MATERIAL FOR THIS TASK
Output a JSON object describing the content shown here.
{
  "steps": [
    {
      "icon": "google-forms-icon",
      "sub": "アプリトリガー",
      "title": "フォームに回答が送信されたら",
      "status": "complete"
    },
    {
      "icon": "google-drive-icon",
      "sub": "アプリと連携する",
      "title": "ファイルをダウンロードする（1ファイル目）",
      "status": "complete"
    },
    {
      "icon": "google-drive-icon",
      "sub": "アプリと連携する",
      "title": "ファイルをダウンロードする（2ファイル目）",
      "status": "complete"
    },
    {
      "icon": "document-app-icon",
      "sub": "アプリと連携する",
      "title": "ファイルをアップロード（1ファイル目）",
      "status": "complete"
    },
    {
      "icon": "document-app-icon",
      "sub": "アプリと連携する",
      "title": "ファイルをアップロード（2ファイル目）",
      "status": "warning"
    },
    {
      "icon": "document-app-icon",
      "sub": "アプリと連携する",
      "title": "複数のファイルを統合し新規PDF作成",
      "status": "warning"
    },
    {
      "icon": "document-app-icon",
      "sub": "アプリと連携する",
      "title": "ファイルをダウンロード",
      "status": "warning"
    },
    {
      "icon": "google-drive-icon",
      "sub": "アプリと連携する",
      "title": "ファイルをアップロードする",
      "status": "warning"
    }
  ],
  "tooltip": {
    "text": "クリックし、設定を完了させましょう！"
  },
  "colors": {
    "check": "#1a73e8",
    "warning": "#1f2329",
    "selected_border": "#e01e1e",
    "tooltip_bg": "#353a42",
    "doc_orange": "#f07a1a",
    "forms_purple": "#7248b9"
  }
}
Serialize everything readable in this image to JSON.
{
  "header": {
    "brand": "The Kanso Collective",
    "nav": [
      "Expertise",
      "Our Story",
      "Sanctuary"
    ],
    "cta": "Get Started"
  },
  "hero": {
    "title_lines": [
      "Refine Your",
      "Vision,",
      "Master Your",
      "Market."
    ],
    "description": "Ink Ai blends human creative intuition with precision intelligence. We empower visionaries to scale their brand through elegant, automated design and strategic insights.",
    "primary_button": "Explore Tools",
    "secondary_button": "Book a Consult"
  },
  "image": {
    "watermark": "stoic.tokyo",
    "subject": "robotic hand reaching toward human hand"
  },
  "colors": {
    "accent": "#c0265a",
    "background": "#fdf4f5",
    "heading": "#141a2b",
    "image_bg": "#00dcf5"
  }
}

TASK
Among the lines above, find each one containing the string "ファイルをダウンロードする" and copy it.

RESULT
      "title": "ファイルをダウンロードする（1ファイル目）",
      "title": "ファイルをダウンロードする（2ファイル目）",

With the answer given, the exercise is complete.